▸ **Records for the exercise**

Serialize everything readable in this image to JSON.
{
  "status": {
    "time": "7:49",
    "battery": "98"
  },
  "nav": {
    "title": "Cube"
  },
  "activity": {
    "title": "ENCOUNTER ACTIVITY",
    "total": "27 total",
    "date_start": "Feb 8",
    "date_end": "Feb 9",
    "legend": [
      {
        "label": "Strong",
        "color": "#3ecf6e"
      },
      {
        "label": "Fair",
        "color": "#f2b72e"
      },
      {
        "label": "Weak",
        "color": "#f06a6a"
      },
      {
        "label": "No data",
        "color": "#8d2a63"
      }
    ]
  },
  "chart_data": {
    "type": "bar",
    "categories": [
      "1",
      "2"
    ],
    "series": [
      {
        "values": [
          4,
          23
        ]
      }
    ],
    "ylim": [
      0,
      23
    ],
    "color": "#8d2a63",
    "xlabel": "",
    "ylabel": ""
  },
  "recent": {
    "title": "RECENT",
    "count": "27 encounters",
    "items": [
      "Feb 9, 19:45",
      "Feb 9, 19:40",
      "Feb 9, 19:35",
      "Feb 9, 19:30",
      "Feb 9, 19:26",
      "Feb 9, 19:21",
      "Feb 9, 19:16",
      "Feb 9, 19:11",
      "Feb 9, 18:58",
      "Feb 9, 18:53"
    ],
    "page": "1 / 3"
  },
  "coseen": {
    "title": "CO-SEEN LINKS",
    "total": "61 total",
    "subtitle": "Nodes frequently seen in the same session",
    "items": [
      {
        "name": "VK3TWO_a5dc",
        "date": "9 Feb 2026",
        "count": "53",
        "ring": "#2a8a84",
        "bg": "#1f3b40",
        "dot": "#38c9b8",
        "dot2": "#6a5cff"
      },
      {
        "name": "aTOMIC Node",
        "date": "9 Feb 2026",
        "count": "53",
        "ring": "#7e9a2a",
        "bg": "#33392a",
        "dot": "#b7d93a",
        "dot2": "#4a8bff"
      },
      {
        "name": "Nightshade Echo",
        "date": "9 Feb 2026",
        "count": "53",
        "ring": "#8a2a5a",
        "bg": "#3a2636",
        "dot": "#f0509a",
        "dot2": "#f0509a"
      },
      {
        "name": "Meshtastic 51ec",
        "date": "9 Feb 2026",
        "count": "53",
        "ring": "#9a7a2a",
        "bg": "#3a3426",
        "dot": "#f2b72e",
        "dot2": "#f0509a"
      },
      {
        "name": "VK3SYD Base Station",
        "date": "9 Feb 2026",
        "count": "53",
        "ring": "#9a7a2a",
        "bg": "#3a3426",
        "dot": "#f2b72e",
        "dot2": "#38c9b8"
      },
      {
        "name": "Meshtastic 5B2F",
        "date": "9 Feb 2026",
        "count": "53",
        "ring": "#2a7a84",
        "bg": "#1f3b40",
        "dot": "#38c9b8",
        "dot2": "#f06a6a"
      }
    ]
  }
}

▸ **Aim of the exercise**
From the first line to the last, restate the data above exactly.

▸ **Answer below**
Serialize everything readable in this image to JSON.
{
  "status": {
    "time": "7:49",
    "battery": "98"
  },
  "nav": {
    "title": "Cube"
  },
  "activity": {
    "title": "ENCOUNTER ACTIVITY",
    "total": "27 total",
    "date_start": "Feb 8",
    "date_end": "Feb 9",
    "legend": [
      {
        "label": "Strong",
        "color": "#3ecf6e"
      },
      {
        "label": "Fair",
        "color": "#f2b72e"
      },
      {
        "label": "Weak",
        "color": "#f06a6a"
      },
      {
        "label": "No data",
        "color": "#8d2a63"
      }
    ]
  },
  "chart_data": {
    "type": "bar",
    "categories": [
      "1",
      "2"
    ],
    "series": [
      {
        "values": [
          4,
          23
        ]
      }
    ],
    "ylim": [
      0,
      23
    ],
    "color": "#8d2a63",
    "xlabel": "",
    "ylabel": ""
  },
  "recent": {
    "title": "RECENT",
    "count": "27 encounters",
    "items": [
      "Feb 9, 19:45",
      "Feb 9, 19:40",
      "Feb 9, 19:35",
      "Feb 9, 19:30",
      "Feb 9, 19:26",
      "Feb 9, 19:21",
      "Feb 9, 19:16",
      "Feb 9, 19:11",
      "Feb 9, 18:58",
      "Feb 9, 18:53"
    ],
    "page": "1 / 3"
  },
  "coseen": {
    "title": "CO-SEEN LINKS",
    "total": "61 total",
    "subtitle": "Nodes frequently seen in the same session",
    "items": [
      {
        "name": "VK3TWO_a5dc",
        "date": "9 Feb 2026",
        "count": "53",
        "ring": "#2a8a84",
        "bg": "#1f3b40",
        "dot": "#38c9b8",
        "dot2": "#6a5cff"
      },
      {
        "name": "aTOMIC Node",
        "date": "9 Feb 2026",
        "count": "53",
        "ring": "#7e9a2a",
        "bg": "#33392a",
        "dot": "#b7d93a",
        "dot2": "#4a8bff"
      },
      {
        "name": "Nightshade Echo",
        "date": "9 Feb 2026",
        "count": "53",
        "ring": "#8a2a5a",
        "bg": "#3a2636",
        "dot": "#f0509a",
        "dot2": "#f0509a"
      },
      {
        "name": "Meshtastic 51ec",
        "date": "9 Feb 2026",
        "count": "53",
        "ring": "#9a7a2a",
        "bg": "#3a3426",
        "dot": "#f2b72e",
        "dot2": "#f0509a"
      },
      {
        "name": "VK3SYD Base Station",
        "date": "9 Feb 2026",
        "count": "53",
        "ring": "#9a7a2a",
        "bg": "#3a3426",
        "dot": "#f2b72e",
        "dot2": "#38c9b8"
      },
      {
        "name": "Meshtastic 5B2F",
        "date": "9 Feb 2026",
        "count": "53",
        "ring": "#2a7a84",
        "bg": "#1f3b40",
        "dot": "#38c9b8",
        "dot2": "#f06a6a"
      }
    ]
  }
}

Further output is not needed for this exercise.